The first couple of links come from the NPR radio program This American Life. If you haven't heard this one before, you are in for a treat. Each week they pick a theme and explore it through a number of interesting interviews, stories, audio essays, and radio diaries. Earlier this year, they put together a show that attempted to explain the sub-prime mortgage crisis -- but in a typical' This American Life' approach, take you inside the industry to meet and understand the people, understand what their jobs were, and to try and understand who, if anyone, was knowingly responsible for the crisis. If you want a simple, easy-to-understand explanation of the sub-prime crisis -- with interviews from people ranging from those that worked directly with home-buyers to those on Wall street, this program is a must-listen. Here's the link to the page where you can listen to it or download the podcast:

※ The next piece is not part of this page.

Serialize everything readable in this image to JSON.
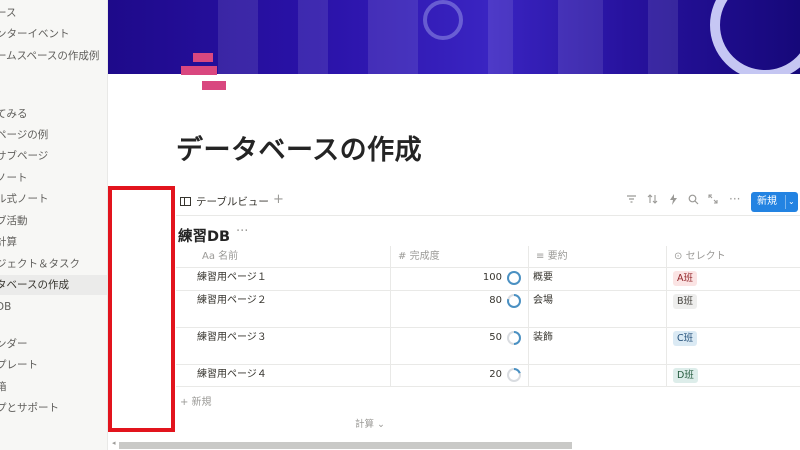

http://www.npr.org/blogs/money/. Also worth a look.
Another interesting article comes from the Conde Naste magazine Portfolio. This article was written by the Michael Lewis, author of the book Liar's Poker, a book about his experiences working on Wall Street back in the 1980s. The Portfolio article, The End of Wall Street's Boom, tracks through some background on the sub-prime, credit default swaps, and C.D.O.s or Collateralized Debt Obligations. This one is packed with food for thought.
Finally, moving into the political end of the spectrum, I'd point you to two posts from The Daily Kos, both from the author Devilstower.

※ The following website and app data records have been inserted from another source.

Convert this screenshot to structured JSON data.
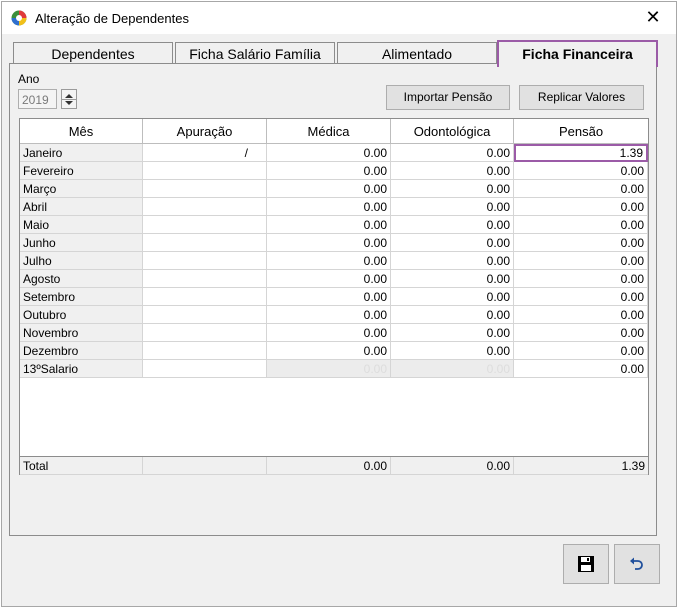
{
  "window": {
    "title": "Alteração de Dependentes",
    "close_glyph": "✕",
    "app_icon": "app-logo-icon"
  },
  "tabs": [
    {
      "label": "Dependentes",
      "active": false
    },
    {
      "label": "Ficha Salário Família",
      "active": false
    },
    {
      "label": "Alimentado",
      "active": false
    },
    {
      "label": "Ficha Financeira",
      "active": true
    }
  ],
  "year": {
    "label": "Ano",
    "value": "2019"
  },
  "buttons": {
    "import": "Importar Pensão",
    "replicate": "Replicar Valores"
  },
  "grid": {
    "columns": [
      "Mês",
      "Apuração",
      "Médica",
      "Odontológica",
      "Pensão"
    ],
    "rows": [
      {
        "month": "Janeiro",
        "apuracao": "/",
        "medica": "0.00",
        "odonto": "0.00",
        "pensao": "1.39"
      },
      {
        "month": "Fevereiro",
        "apuracao": "",
        "medica": "0.00",
        "odonto": "0.00",
        "pensao": "0.00"
      },
      {
        "month": "Março",
        "apuracao": "",
        "medica": "0.00",
        "odonto": "0.00",
        "pensao": "0.00"
      },
      {
        "month": "Abril",
        "apuracao": "",
        "medica": "0.00",
        "odonto": "0.00",
        "pensao": "0.00"
      },
      {
        "month": "Maio",
        "apuracao": "",
        "medica": "0.00",
        "odonto": "0.00",
        "pensao": "0.00"
      },
      {
        "month": "Junho",
        "apuracao": "",
        "medica": "0.00",
        "odonto": "0.00",
        "pensao": "0.00"
      },
      {
        "month": "Julho",
        "apuracao": "",
        "medica": "0.00",
        "odonto": "0.00",
        "pensao": "0.00"
      },
      {
        "month": "Agosto",
        "apuracao": "",
        "medica": "0.00",
        "odonto": "0.00",
        "pensao": "0.00"
      },
      {
        "month": "Setembro",
        "apuracao": "",
        "medica": "0.00",
        "odonto": "0.00",
        "pensao": "0.00"
      },
      {
        "month": "Outubro",
        "apuracao": "",
        "medica": "0.00",
        "odonto": "0.00",
        "pensao": "0.00"
      },
      {
        "month": "Novembro",
        "apuracao": "",
        "medica": "0.00",
        "odonto": "0.00",
        "pensao": "0.00"
      },
      {
        "month": "Dezembro",
        "apuracao": "",
        "medica": "0.00",
        "odonto": "0.00",
        "pensao": "0.00"
      },
      {
        "month": "13ºSalario",
        "apuracao": "",
        "medica": "0.00",
        "odonto": "0.00",
        "pensao": "0.00"
      }
    ],
    "total": {
      "label": "Total",
      "apuracao": "",
      "medica": "0.00",
      "odonto": "0.00",
      "pensao": "1.39"
    }
  },
  "footer": {
    "save_icon": "save-icon",
    "undo_icon": "undo-icon"
  }
}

Three Times is Enemy Action from Sep 21, 2008I know that there's a lot to read and to listen to here, but I've found all these worth forwarding. They also touch on some other aspects of our role in business that I hope to pick up in a future post.
This post provides a backgrounder on deregulation of the financial industry going back to the S&L Crisis of the 1980s, the Keating Five, etc.
Down the Republican Rabbit Hole from Nov 16, 2008
This is a fun piece targeting some attempts to point blame for the financial crisis on Democrats and to the 1977 Community Reinvestment Act. Like many of the other pieces that I've referenced, this one does a nice job of distilling the architecture of these financial instruments of destruction into a super-simple, plain English explanation that almost works like an elevator pitch.